it's my nth trip to calaguas island, and this time, we'll be spending 3 days. We've spent Saturday and woke up the sunday in calaguas, and for the second night, we thought about spending it elsewhere.
The group of island is vast, and Mahabang Buhangin is just one spot.
I had long wanted to step into the island of Maculabo, and this is where we intended to stay. Funny thing is, it was already when we left Mahabang Buhangin, and after the boat has moved that we were told that we might not be able to drop there; The boat in-charge was saying the waves are too strong.
We asked for some other cove, beach, or island (hopefully inhabited as we don't have all necessary utensils), but it seems there is no other option.
Meanwhile, just next to Calaguas beach is this island that has seemingly the same fine white sand. They said it's called Balagbag na maliit.
On the saturday, I met Chef Janjie (Lakwatserong Kusinero) in mahabang buhangin and he was telling me about this cliff jump in Balagbag na Maliit that made it more interesting.
Just a 10 minute ride and we were in the island. When we arrived, a few men were working on setting up cottages. We unloaded our luggage under some shade, then decided to stroll around.
With the shape of the hill, the grass, the cliffs, plus the strong waves that splash onto the coast on the opposite island, it seemed that you are in Batanes; Over at the back is a small cave (though it's not possible to stay so long when waves can cut right in).
From afar, It seemed like this island is connected to one more island, until you get to the other side and see the gap. It would have been easy to swim between the islands but the current from one side meets with the current on the opposite side.
From the top view, you could see the marine figures below.
After around 2-3 hours exploring the island, we went back to see our luggage. I spoke to some of the people there, and to my surprise, there is no water source just yet. They'll have to take a boat and fetch water from the mainland (Calaguas).

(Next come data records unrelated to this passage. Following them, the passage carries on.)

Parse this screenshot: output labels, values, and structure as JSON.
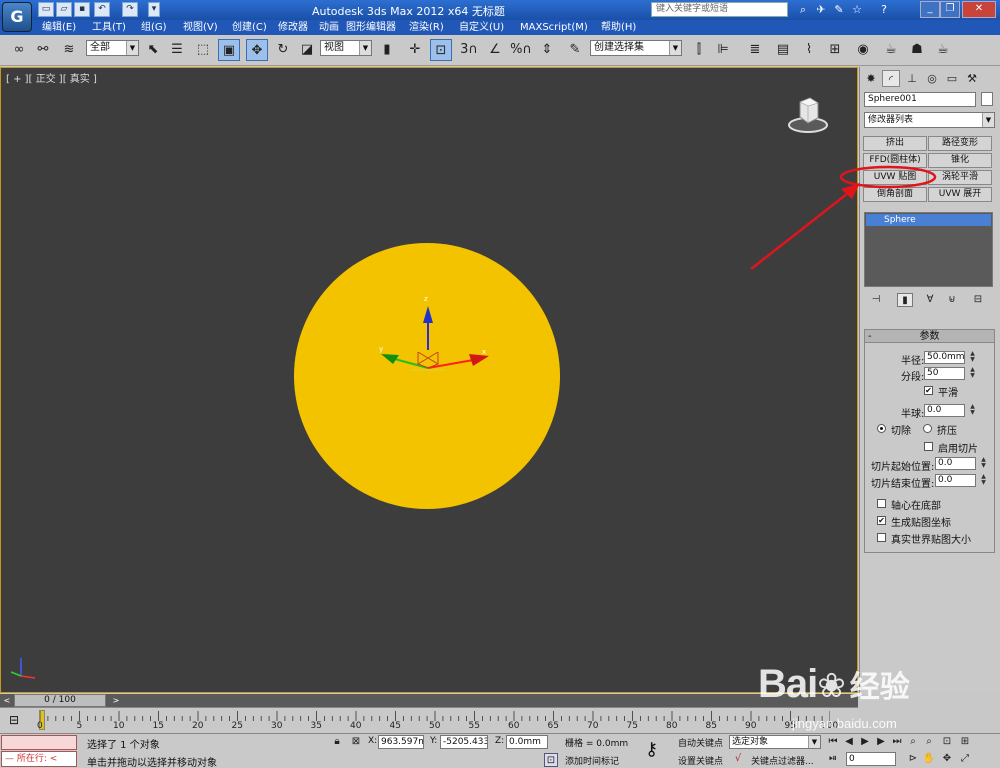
{
  "title_bar": {
    "title": "Autodesk 3ds Max  2012 x64      无标题",
    "help_search_placeholder": "键入关键字或短语"
  },
  "app_logo": "G",
  "menu": [
    "编辑(E)",
    "工具(T)",
    "组(G)",
    "视图(V)",
    "创建(C)",
    "修改器",
    "动画",
    "图形编辑器",
    "渲染(R)",
    "自定义(U)",
    "MAXScript(M)",
    "帮助(H)"
  ],
  "toolbar": {
    "selection_filter": "全部",
    "reference_coord": "视图",
    "named_selection": "创建选择集",
    "snap_labels": [
      "3",
      "%"
    ]
  },
  "viewport": {
    "label": "[ + ][ 正交 ][ 真实 ]",
    "object_color": "#f4c300",
    "gizmo_axes": {
      "x": "x",
      "y": "y",
      "z": "z"
    }
  },
  "command_panel": {
    "object_name": "Sphere001",
    "modifier_list": "修改器列表",
    "modifier_buttons": [
      "挤出",
      "路径变形",
      "FFD(圆柱体)",
      "锥化",
      "UVW 贴图",
      "涡轮平滑",
      "倒角剖面",
      "UVW 展开"
    ],
    "stack_item": "Sphere",
    "params": {
      "header": "参数",
      "radius_label": "半径:",
      "radius_value": "50.0mm",
      "segments_label": "分段:",
      "segments_value": "50",
      "smooth_label": "平滑",
      "hemisphere_label": "半球:",
      "hemisphere_value": "0.0",
      "chop_label": "切除",
      "squash_label": "挤压",
      "enable_slice_label": "启用切片",
      "slice_from_label": "切片起始位置:",
      "slice_from_value": "0.0",
      "slice_to_label": "切片结束位置:",
      "slice_to_value": "0.0",
      "base_to_pivot_label": "轴心在底部",
      "gen_map_coords_label": "生成贴图坐标",
      "real_world_label": "真实世界贴图大小"
    }
  },
  "timeline": {
    "frame_display": "0 / 100",
    "ticks": [
      "0",
      "5",
      "10",
      "15",
      "20",
      "25",
      "30",
      "35",
      "40",
      "45",
      "50",
      "55",
      "60",
      "65",
      "70",
      "75",
      "80",
      "85",
      "90",
      "95",
      "100"
    ]
  },
  "status": {
    "maxscript_prompt": "所在行:",
    "selection_info": "选择了 1 个对象",
    "prompt": "单击并拖动以选择并移动对象",
    "x_label": "X:",
    "x_value": "963.597mr",
    "y_label": "Y:",
    "y_value": "-5205.433",
    "z_label": "Z:",
    "z_value": "0.0mm",
    "grid": "栅格 = 0.0mm",
    "add_time_tag": "添加时间标记",
    "auto_key": "自动关键点",
    "set_key": "设置关键点",
    "selected_dropdown": "选定对象",
    "key_filters": "关键点过滤器...",
    "frame_value": "0"
  },
  "watermark": {
    "brand": "Bai",
    "brand_suffix": "经验",
    "url": "jingyan.baidu.com"
  },
  "annotation_color": "#e0141c"
}
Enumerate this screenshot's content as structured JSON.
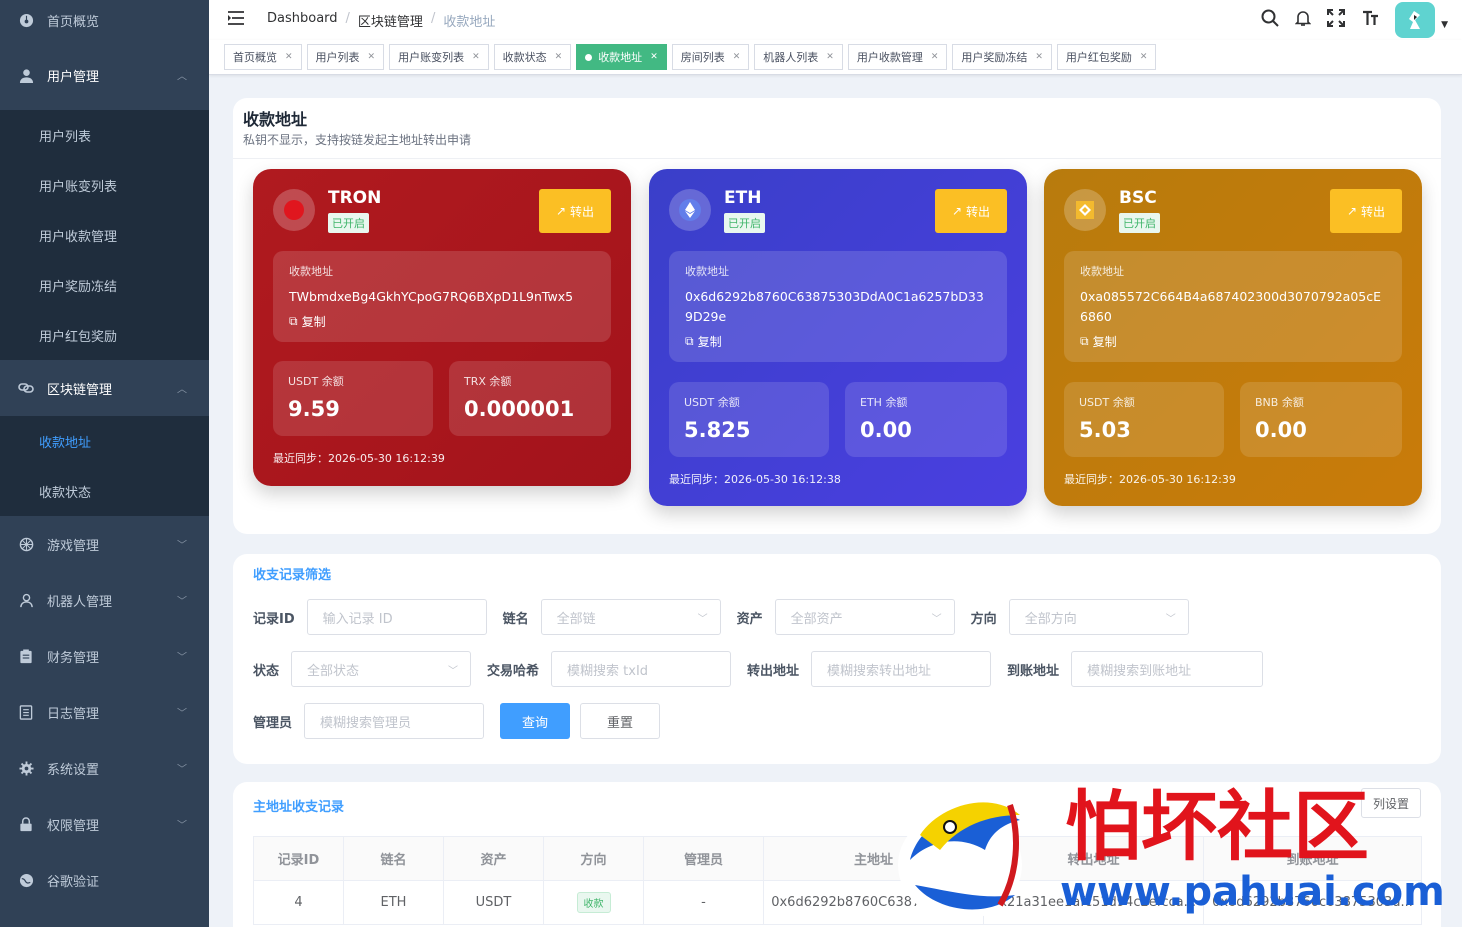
{
  "sidebar": {
    "items": [
      {
        "label": "首页概览",
        "icon": "dashboard-icon"
      },
      {
        "label": "用户管理",
        "icon": "user-icon",
        "open": true
      },
      {
        "label": "区块链管理",
        "icon": "chain-icon",
        "open": true
      },
      {
        "label": "游戏管理",
        "icon": "game-icon"
      },
      {
        "label": "机器人管理",
        "icon": "robot-icon"
      },
      {
        "label": "财务管理",
        "icon": "finance-icon"
      },
      {
        "label": "日志管理",
        "icon": "log-icon"
      },
      {
        "label": "系统设置",
        "icon": "gear-icon"
      },
      {
        "label": "权限管理",
        "icon": "lock-icon"
      },
      {
        "label": "谷歌验证",
        "icon": "google-icon"
      }
    ],
    "user_sub": [
      "用户列表",
      "用户账变列表",
      "用户收款管理",
      "用户奖励冻结",
      "用户红包奖励"
    ],
    "chain_sub": [
      "收款地址",
      "收款状态"
    ]
  },
  "breadcrumb": {
    "home": "Dashboard",
    "parent": "区块链管理",
    "current": "收款地址"
  },
  "tabs": [
    "首页概览",
    "用户列表",
    "用户账变列表",
    "收款状态",
    "收款地址",
    "房间列表",
    "机器人列表",
    "用户收款管理",
    "用户奖励冻结",
    "用户红包奖励"
  ],
  "page": {
    "title": "收款地址",
    "subtitle": "私钥不显示，支持按链发起主地址转出申请"
  },
  "cards": {
    "tron": {
      "name": "TRON",
      "status": "已开启",
      "out": "转出",
      "addr_label": "收款地址",
      "addr": "TWbmdxeBg4GkhYCpoG7RQ6BXpD1L9nTwx5",
      "copy": "复制",
      "b1_label": "USDT 余额",
      "b1": "9.59",
      "b2_label": "TRX 余额",
      "b2": "0.000001",
      "sync": "最近同步：2026-05-30 16:12:39"
    },
    "eth": {
      "name": "ETH",
      "status": "已开启",
      "out": "转出",
      "addr_label": "收款地址",
      "addr": "0x6d6292b8760C63875303DdA0C1a6257bD339D29e",
      "copy": "复制",
      "b1_label": "USDT 余额",
      "b1": "5.825",
      "b2_label": "ETH 余额",
      "b2": "0.00",
      "sync": "最近同步：2026-05-30 16:12:38"
    },
    "bsc": {
      "name": "BSC",
      "status": "已开启",
      "out": "转出",
      "addr_label": "收款地址",
      "addr": "0xa085572C664B4a687402300d3070792a05cE6860",
      "copy": "复制",
      "b1_label": "USDT 余额",
      "b1": "5.03",
      "b2_label": "BNB 余额",
      "b2": "0.00",
      "sync": "最近同步：2026-05-30 16:12:39"
    }
  },
  "filter": {
    "title": "收支记录筛选",
    "record_id": {
      "label": "记录ID",
      "placeholder": "输入记录 ID"
    },
    "chain": {
      "label": "链名",
      "placeholder": "全部链"
    },
    "asset": {
      "label": "资产",
      "placeholder": "全部资产"
    },
    "direction": {
      "label": "方向",
      "placeholder": "全部方向"
    },
    "status": {
      "label": "状态",
      "placeholder": "全部状态"
    },
    "txhash": {
      "label": "交易哈希",
      "placeholder": "模糊搜索 txId"
    },
    "from": {
      "label": "转出地址",
      "placeholder": "模糊搜索转出地址"
    },
    "to": {
      "label": "到账地址",
      "placeholder": "模糊搜索到账地址"
    },
    "admin": {
      "label": "管理员",
      "placeholder": "模糊搜索管理员"
    },
    "query": "查询",
    "reset": "重置"
  },
  "records": {
    "title": "主地址收支记录",
    "tools": "列设置",
    "headers": [
      "记录ID",
      "链名",
      "资产",
      "方向",
      "管理员",
      "主地址",
      "转出地址",
      "到账地址"
    ],
    "rows": [
      {
        "id": "4",
        "chain": "ETH",
        "asset": "USDT",
        "dir": "收款",
        "admin": "-",
        "main": "0x6d6292b8760C63875303D...",
        "from": "0x21a31ee1afc51d94c2efcca...",
        "to": "0x6d6292b8760c63875303d..."
      }
    ]
  },
  "watermark": {
    "brand": "怕坏社区",
    "url": "www.pahuai.com"
  },
  "colors": {
    "sidebar": "#304156",
    "accent": "#409eff",
    "tab_active": "#42b983",
    "tron": "#b01a1f",
    "eth": "#3a3fc9",
    "bsc": "#c97b0a",
    "out_btn": "#fbbf24"
  }
}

We also ran out of food supplies, and neither is there a catch we can buy. Thought for a moment, and decided we better head back to calaguas while we still have daylight. Our next problem though was how, as there are no more motorized boat. There is a paddle boat available, but for 6 of us, it will have to do 6 returns.
I told the group to hang on. I'll take the paddle boat to the mainland, and from there, will get a motorized boat to pick them up. It was about 45mins of paddling I guess. The current was strong and it was pushing us towards the middle; Likewise, the tide is high and so instead of walking along the rocky coast, I had to trek on the hill (which wasn't bad at all as I passed through some settlements and also that viewdeck for the whole stretch of mahabang buhangin).
Looking for a boat, i chanced upon this group who was about to start their lambanog session; I told them about our session, and luckily, they agreed to fetch the group in exchange for their lambanog. Done deal. I ended up being shown where they source their lambanog, which happened to be our flavor for the night.